## Excerpts from an interface dataset
= Beginning of Section =
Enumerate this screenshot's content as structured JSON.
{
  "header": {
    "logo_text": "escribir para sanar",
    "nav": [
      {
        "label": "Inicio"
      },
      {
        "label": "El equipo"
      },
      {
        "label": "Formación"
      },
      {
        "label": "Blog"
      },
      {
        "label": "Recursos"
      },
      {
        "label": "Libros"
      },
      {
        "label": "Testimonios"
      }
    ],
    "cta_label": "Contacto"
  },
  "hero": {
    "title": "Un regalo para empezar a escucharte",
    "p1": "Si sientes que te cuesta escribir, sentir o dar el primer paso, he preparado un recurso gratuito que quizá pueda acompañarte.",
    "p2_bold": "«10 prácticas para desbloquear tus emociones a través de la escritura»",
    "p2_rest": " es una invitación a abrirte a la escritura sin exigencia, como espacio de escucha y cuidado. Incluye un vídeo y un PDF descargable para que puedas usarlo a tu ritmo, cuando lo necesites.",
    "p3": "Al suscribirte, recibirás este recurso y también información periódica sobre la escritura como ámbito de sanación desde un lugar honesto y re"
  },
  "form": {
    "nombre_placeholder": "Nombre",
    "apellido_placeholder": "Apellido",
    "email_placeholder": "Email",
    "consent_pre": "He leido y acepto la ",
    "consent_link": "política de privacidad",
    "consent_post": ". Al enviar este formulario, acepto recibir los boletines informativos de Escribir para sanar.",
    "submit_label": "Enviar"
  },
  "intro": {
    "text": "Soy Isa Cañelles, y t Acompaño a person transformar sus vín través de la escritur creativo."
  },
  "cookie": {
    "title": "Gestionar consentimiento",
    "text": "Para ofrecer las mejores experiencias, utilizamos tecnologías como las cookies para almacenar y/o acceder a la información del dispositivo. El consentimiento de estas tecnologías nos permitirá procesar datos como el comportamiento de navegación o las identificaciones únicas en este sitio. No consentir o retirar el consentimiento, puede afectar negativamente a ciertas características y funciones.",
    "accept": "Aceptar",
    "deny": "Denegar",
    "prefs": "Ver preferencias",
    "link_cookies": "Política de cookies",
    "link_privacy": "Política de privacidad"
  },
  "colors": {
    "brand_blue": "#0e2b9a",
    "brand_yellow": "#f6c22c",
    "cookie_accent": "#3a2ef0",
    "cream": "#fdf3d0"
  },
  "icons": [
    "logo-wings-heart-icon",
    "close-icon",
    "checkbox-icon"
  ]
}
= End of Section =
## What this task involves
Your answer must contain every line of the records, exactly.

## Written solution
Enumerate this screenshot's content as structured JSON.
{
  "header": {
    "logo_text": "escribir para sanar",
    "nav": [
      {
        "label": "Inicio"
      },
      {
        "label": "El equipo"
      },
      {
        "label": "Formación"
      },
      {
        "label": "Blog"
      },
      {
        "label": "Recursos"
      },
      {
        "label": "Libros"
      },
      {
        "label": "Testimonios"
      }
    ],
    "cta_label": "Contacto"
  },
  "hero": {
    "title": "Un regalo para empezar a escucharte",
    "p1": "Si sientes que te cuesta escribir, sentir o dar el primer paso, he preparado un recurso gratuito que quizá pueda acompañarte.",
    "p2_bold": "«10 prácticas para desbloquear tus emociones a través de la escritura»",
    "p2_rest": " es una invitación a abrirte a la escritura sin exigencia, como espacio de escucha y cuidado. Incluye un vídeo y un PDF descargable para que puedas usarlo a tu ritmo, cuando lo necesites.",
    "p3": "Al suscribirte, recibirás este recurso y también información periódica sobre la escritura como ámbito de sanación desde un lugar honesto y re"
  },
  "form": {
    "nombre_placeholder": "Nombre",
    "apellido_placeholder": "Apellido",
    "email_placeholder": "Email",
    "consent_pre": "He leido y acepto la ",
    "consent_link": "política de privacidad",
    "consent_post": ". Al enviar este formulario, acepto recibir los boletines informativos de Escribir para sanar.",
    "submit_label": "Enviar"
  },
  "intro": {
    "text": "Soy Isa Cañelles, y t Acompaño a person transformar sus vín través de la escritur creativo."
  },
  "cookie": {
    "title": "Gestionar consentimiento",
    "text": "Para ofrecer las mejores experiencias, utilizamos tecnologías como las cookies para almacenar y/o acceder a la información del dispositivo. El consentimiento de estas tecnologías nos permitirá procesar datos como el comportamiento de navegación o las identificaciones únicas en este sitio. No consentir o retirar el consentimiento, puede afectar negativamente a ciertas características y funciones.",
    "accept": "Aceptar",
    "deny": "Denegar",
    "prefs": "Ver preferencias",
    "link_cookies": "Política de cookies",
    "link_privacy": "Política de privacidad"
  },
  "colors": {
    "brand_blue": "#0e2b9a",
    "brand_yellow": "#f6c22c",
    "cookie_accent": "#3a2ef0",
    "cream": "#fdf3d0"
  },
  "icons": [
    "logo-wings-heart-icon",
    "close-icon",
    "checkbox-icon"
  ]
}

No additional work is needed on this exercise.